#### What you are asked to do
Please repeat the records exactly. The pictures are to be left out.

-----

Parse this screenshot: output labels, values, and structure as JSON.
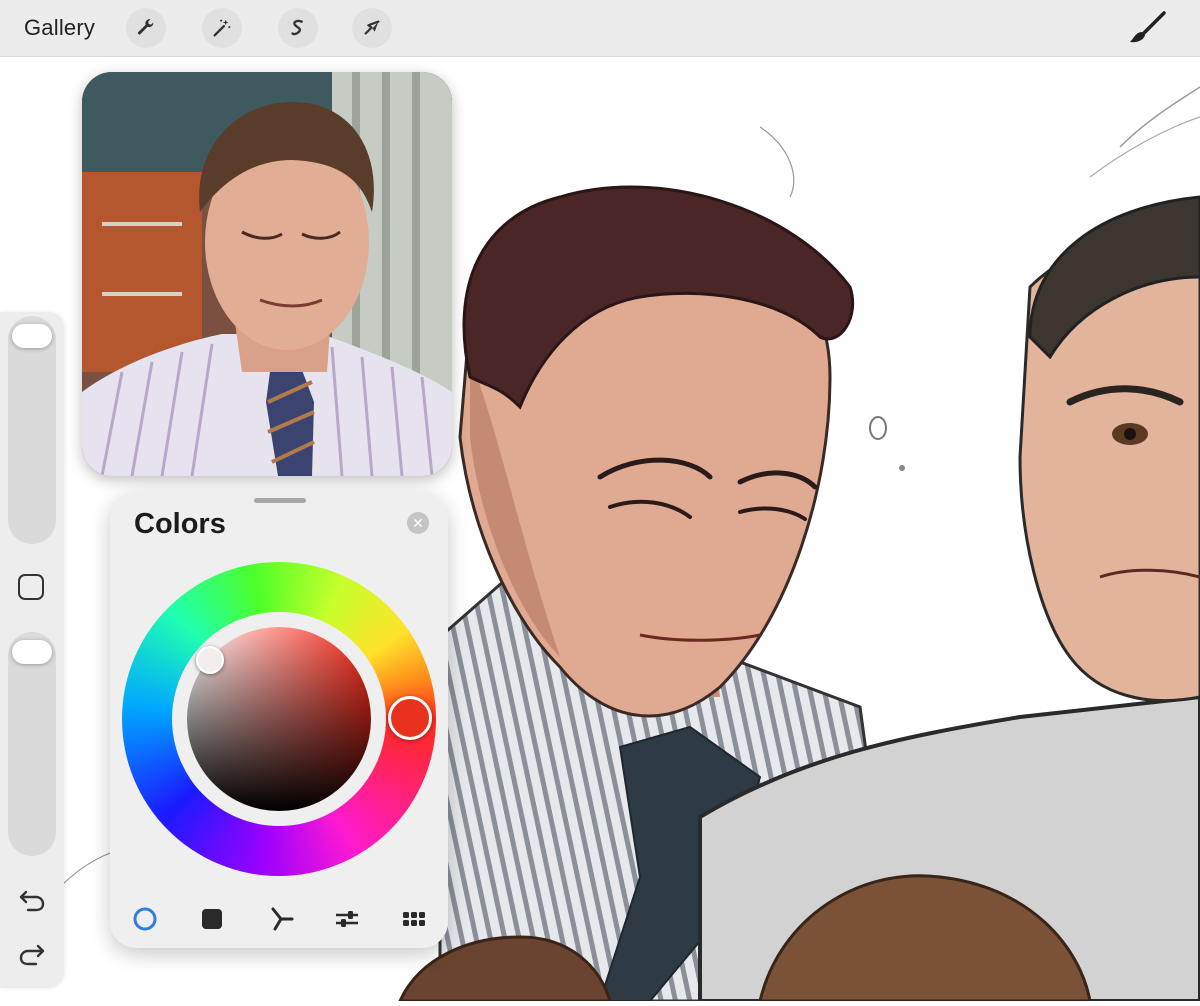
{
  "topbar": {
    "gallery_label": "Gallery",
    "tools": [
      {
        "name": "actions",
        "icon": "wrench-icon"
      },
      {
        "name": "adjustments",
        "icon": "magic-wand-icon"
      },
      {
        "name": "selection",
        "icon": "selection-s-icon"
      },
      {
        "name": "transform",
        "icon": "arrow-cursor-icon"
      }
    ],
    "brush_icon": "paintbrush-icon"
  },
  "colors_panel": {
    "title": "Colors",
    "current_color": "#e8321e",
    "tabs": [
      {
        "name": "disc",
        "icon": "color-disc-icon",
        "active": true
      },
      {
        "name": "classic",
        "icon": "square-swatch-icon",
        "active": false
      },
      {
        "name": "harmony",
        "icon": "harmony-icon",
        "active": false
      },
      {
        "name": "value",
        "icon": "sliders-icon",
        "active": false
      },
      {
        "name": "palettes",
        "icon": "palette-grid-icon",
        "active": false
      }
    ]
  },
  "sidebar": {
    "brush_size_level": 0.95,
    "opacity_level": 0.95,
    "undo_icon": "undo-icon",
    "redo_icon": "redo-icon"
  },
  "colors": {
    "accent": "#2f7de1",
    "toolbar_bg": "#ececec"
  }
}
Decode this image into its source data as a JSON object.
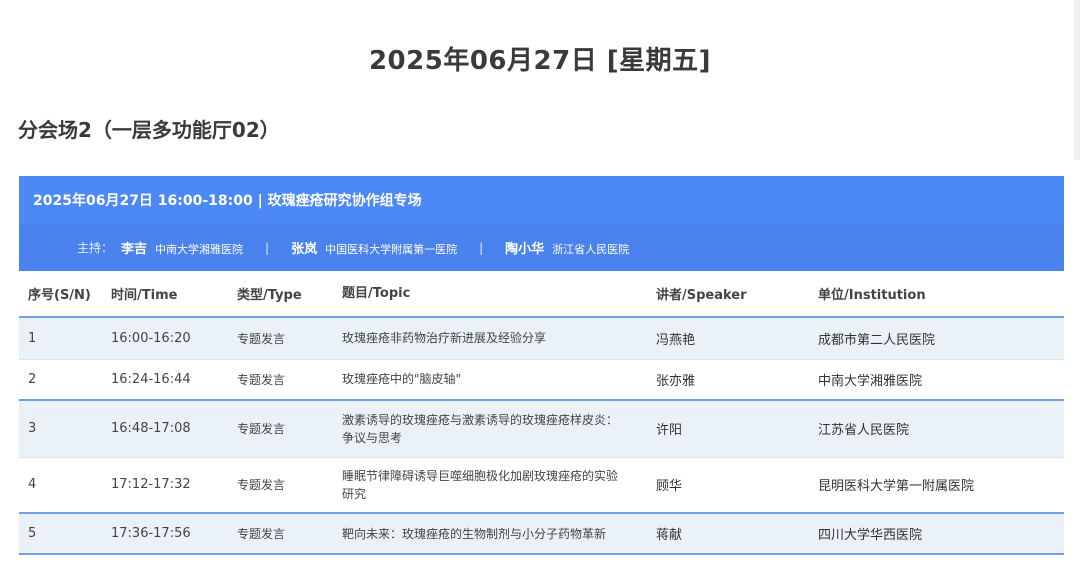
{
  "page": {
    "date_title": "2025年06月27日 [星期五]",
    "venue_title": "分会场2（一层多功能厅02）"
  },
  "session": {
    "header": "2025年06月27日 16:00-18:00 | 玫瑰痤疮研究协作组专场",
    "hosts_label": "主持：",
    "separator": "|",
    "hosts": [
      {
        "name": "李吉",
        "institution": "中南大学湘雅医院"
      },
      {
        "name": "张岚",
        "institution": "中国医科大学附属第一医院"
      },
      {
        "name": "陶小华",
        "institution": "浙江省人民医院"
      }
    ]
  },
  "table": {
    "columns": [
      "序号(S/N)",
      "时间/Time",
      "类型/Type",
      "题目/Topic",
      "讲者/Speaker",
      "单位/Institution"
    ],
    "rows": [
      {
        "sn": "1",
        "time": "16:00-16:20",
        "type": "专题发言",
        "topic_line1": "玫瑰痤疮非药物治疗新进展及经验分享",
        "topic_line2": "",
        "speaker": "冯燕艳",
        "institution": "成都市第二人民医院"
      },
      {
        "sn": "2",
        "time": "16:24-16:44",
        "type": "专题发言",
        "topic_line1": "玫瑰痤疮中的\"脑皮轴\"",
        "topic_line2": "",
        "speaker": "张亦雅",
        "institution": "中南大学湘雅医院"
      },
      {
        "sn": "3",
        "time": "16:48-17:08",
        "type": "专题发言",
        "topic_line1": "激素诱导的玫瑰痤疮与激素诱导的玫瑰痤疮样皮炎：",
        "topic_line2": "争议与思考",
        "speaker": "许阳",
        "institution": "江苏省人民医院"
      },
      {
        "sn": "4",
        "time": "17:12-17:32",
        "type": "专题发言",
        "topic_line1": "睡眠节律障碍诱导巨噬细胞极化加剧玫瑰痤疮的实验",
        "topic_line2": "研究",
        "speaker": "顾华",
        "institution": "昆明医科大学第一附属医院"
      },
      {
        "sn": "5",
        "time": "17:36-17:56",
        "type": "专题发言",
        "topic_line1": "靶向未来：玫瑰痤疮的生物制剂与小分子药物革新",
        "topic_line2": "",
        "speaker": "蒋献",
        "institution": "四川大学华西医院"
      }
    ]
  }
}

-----

#### Solution to this task
Parse this screenshot: output labels, values, and structure as JSON.
{
  "topbar": {
    "gallery_label": "Gallery",
    "tools": [
      {
        "name": "actions",
        "icon": "wrench-icon"
      },
      {
        "name": "adjustments",
        "icon": "magic-wand-icon"
      },
      {
        "name": "selection",
        "icon": "selection-s-icon"
      },
      {
        "name": "transform",
        "icon": "arrow-cursor-icon"
      }
    ],
    "brush_icon": "paintbrush-icon"
  },
  "colors_panel": {
    "title": "Colors",
    "current_color": "#e8321e",
    "tabs": [
      {
        "name": "disc",
        "icon": "color-disc-icon",
        "active": true
      },
      {
        "name": "classic",
        "icon": "square-swatch-icon",
        "active": false
      },
      {
        "name": "harmony",
        "icon": "harmony-icon",
        "active": false
      },
      {
        "name": "value",
        "icon": "sliders-icon",
        "active": false
      },
      {
        "name": "palettes",
        "icon": "palette-grid-icon",
        "active": false
      }
    ]
  },
  "sidebar": {
    "brush_size_level": 0.95,
    "opacity_level": 0.95,
    "undo_icon": "undo-icon",
    "redo_icon": "redo-icon"
  },
  "colors": {
    "accent": "#2f7de1",
    "toolbar_bg": "#ececec"
  }
}
Decode this image into its source data as a JSON object.
{
  "page": {
    "date_title": "2025年06月27日 [星期五]",
    "venue_title": "分会场2（一层多功能厅02）"
  },
  "session": {
    "header": "2025年06月27日 16:00-18:00 | 玫瑰痤疮研究协作组专场",
    "hosts_label": "主持：",
    "separator": "|",
    "hosts": [
      {
        "name": "李吉",
        "institution": "中南大学湘雅医院"
      },
      {
        "name": "张岚",
        "institution": "中国医科大学附属第一医院"
      },
      {
        "name": "陶小华",
        "institution": "浙江省人民医院"
      }
    ]
  },
  "table": {
    "columns": [
      "序号(S/N)",
      "时间/Time",
      "类型/Type",
      "题目/Topic",
      "讲者/Speaker",
      "单位/Institution"
    ],
    "rows": [
      {
        "sn": "1",
        "time": "16:00-16:20",
        "type": "专题发言",
        "topic_line1": "玫瑰痤疮非药物治疗新进展及经验分享",
        "topic_line2": "",
        "speaker": "冯燕艳",
        "institution": "成都市第二人民医院"
      },
      {
        "sn": "2",
        "time": "16:24-16:44",
        "type": "专题发言",
        "topic_line1": "玫瑰痤疮中的\"脑皮轴\"",
        "topic_line2": "",
        "speaker": "张亦雅",
        "institution": "中南大学湘雅医院"
      },
      {
        "sn": "3",
        "time": "16:48-17:08",
        "type": "专题发言",
        "topic_line1": "激素诱导的玫瑰痤疮与激素诱导的玫瑰痤疮样皮炎：",
        "topic_line2": "争议与思考",
        "speaker": "许阳",
        "institution": "江苏省人民医院"
      },
      {
        "sn": "4",
        "time": "17:12-17:32",
        "type": "专题发言",
        "topic_line1": "睡眠节律障碍诱导巨噬细胞极化加剧玫瑰痤疮的实验",
        "topic_line2": "研究",
        "speaker": "顾华",
        "institution": "昆明医科大学第一附属医院"
      },
      {
        "sn": "5",
        "time": "17:36-17:56",
        "type": "专题发言",
        "topic_line1": "靶向未来：玫瑰痤疮的生物制剂与小分子药物革新",
        "topic_line2": "",
        "speaker": "蒋献",
        "institution": "四川大学华西医院"
      }
    ]
  }
}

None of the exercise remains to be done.